Stored data entries:
+ + +
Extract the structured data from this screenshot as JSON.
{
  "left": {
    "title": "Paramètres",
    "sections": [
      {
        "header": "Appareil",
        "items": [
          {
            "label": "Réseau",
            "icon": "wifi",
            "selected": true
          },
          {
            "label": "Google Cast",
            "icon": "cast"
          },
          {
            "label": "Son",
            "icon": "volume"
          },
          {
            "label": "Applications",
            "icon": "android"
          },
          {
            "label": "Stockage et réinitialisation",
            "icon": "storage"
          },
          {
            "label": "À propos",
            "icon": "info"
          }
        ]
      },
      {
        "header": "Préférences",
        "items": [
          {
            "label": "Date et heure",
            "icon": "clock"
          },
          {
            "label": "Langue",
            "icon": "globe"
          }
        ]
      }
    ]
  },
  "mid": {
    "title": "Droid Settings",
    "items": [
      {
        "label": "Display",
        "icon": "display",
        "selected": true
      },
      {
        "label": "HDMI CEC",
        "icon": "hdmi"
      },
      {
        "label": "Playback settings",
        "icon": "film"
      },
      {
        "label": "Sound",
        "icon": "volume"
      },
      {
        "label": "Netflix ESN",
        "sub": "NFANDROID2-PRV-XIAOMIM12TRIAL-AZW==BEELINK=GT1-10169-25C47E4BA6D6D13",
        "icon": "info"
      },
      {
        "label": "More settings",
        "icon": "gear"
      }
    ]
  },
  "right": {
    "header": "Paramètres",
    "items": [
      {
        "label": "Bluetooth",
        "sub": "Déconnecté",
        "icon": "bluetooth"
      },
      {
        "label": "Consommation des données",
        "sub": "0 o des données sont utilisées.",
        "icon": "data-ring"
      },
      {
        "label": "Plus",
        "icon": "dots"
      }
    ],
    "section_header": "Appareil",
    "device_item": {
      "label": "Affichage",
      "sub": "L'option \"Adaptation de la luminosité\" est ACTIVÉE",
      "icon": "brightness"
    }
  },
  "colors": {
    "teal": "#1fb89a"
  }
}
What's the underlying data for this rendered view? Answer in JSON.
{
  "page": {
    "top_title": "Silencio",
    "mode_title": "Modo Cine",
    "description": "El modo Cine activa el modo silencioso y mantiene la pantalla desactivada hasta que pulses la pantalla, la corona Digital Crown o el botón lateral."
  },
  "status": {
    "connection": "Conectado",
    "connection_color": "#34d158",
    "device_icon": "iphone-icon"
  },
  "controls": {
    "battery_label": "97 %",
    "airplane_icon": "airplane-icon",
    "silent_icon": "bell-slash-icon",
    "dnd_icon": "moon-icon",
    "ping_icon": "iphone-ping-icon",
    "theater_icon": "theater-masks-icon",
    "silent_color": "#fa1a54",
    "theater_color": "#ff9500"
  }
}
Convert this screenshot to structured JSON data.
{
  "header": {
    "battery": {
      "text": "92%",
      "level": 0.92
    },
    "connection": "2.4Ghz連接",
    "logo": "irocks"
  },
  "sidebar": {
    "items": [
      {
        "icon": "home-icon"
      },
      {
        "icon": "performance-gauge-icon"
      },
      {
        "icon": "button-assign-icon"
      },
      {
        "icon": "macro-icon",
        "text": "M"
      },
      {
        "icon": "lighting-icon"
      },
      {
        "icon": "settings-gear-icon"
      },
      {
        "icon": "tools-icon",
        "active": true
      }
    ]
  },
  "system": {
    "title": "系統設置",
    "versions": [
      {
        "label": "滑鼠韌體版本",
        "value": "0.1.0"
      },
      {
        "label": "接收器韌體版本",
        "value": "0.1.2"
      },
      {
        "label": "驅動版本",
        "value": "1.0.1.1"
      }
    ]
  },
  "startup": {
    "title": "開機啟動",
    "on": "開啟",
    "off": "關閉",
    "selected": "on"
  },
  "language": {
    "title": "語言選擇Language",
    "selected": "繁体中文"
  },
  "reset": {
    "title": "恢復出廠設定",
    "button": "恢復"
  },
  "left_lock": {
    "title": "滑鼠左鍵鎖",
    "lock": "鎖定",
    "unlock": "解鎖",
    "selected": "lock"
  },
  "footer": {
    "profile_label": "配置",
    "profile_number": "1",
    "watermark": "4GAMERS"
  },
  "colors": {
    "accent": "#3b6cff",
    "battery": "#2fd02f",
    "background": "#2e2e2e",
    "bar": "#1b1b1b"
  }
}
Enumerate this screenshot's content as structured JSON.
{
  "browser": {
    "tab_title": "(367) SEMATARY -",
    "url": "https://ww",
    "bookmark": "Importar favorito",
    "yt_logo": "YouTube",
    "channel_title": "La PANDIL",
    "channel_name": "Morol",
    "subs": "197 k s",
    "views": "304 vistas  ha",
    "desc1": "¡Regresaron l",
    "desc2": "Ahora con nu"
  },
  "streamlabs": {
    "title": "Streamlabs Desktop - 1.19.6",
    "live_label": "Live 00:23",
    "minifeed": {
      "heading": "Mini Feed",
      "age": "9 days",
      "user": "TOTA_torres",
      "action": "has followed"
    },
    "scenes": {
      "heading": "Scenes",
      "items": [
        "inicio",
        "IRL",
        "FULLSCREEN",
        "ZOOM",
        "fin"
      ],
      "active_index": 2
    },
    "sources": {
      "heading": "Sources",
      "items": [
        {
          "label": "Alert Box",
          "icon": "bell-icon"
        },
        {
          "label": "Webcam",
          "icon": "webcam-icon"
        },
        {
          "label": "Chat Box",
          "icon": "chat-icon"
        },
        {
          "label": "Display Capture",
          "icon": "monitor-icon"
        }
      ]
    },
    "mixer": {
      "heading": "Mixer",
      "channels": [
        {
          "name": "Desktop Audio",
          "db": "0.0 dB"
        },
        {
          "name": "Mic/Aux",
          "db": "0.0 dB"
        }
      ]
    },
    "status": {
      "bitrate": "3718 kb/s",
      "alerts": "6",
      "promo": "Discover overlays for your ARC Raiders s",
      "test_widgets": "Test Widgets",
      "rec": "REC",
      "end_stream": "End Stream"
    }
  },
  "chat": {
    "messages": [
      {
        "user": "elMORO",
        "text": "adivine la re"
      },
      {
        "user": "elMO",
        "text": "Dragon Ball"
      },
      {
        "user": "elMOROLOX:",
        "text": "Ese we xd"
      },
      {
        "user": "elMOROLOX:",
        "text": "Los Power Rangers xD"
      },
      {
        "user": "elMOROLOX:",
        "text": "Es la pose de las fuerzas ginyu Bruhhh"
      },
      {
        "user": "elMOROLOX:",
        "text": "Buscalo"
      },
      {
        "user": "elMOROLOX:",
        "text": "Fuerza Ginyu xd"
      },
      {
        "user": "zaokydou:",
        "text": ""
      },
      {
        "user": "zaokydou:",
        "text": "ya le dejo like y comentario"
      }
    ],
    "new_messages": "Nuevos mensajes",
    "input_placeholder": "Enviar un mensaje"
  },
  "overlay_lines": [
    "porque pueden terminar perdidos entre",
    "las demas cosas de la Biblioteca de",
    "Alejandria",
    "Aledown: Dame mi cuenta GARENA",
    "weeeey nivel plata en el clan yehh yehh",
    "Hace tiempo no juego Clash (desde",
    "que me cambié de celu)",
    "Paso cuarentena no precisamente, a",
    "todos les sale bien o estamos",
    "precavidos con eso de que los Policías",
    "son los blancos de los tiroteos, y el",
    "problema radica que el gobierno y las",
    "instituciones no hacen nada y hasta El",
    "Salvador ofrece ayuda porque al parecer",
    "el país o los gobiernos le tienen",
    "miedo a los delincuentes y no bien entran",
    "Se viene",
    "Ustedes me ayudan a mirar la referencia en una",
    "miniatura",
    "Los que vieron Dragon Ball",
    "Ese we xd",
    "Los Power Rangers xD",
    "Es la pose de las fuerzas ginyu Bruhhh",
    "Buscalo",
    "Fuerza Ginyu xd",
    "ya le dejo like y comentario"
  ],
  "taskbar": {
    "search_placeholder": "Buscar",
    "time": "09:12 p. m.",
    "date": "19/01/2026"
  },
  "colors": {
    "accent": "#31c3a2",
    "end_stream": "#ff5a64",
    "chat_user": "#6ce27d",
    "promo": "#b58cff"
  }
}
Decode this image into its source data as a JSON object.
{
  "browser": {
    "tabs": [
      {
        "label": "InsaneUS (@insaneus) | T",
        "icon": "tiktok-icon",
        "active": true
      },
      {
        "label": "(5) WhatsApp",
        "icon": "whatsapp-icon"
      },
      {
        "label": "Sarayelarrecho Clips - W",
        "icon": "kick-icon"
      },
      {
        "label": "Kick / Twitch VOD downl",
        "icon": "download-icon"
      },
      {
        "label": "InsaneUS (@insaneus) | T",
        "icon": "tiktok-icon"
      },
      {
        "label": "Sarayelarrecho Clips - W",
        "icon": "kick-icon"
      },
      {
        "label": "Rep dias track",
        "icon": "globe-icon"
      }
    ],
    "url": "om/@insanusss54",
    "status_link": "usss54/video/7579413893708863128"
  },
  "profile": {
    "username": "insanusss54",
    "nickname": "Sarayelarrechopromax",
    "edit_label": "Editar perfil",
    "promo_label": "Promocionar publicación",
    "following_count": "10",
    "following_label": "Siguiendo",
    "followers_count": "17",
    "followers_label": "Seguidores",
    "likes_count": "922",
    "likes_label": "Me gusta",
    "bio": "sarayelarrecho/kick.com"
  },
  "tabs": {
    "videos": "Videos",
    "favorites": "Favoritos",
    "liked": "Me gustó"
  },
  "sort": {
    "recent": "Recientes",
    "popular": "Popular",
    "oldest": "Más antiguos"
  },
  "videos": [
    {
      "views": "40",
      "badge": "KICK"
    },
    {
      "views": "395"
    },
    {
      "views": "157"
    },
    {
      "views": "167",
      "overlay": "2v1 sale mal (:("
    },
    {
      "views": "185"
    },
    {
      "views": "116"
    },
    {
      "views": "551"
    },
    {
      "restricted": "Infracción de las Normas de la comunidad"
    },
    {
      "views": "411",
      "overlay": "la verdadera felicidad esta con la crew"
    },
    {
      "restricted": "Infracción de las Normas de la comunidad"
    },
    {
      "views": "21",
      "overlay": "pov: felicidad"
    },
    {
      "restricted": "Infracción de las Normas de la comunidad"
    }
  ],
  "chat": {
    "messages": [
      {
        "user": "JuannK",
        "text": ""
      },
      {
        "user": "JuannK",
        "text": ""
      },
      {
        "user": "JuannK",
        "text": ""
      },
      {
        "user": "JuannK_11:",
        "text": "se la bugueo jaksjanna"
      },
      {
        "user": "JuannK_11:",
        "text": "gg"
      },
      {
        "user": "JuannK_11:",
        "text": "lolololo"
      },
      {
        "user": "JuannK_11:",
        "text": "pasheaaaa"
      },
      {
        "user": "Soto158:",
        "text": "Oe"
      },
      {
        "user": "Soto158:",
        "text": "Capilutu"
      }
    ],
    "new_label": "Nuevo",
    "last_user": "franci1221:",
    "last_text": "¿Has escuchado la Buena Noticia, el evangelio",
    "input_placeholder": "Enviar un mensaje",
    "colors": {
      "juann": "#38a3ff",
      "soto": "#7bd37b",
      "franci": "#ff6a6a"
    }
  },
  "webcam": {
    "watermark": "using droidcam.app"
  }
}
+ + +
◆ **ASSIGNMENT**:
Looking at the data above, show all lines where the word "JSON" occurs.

◆ **YOUR RESPONSE**:
Extract the structured data from this screenshot as JSON.
What's the underlying data for this rendered view? Answer in JSON.
Convert this screenshot to structured JSON data.
Enumerate this screenshot's content as structured JSON.
Decode this image into its source data as a JSON object.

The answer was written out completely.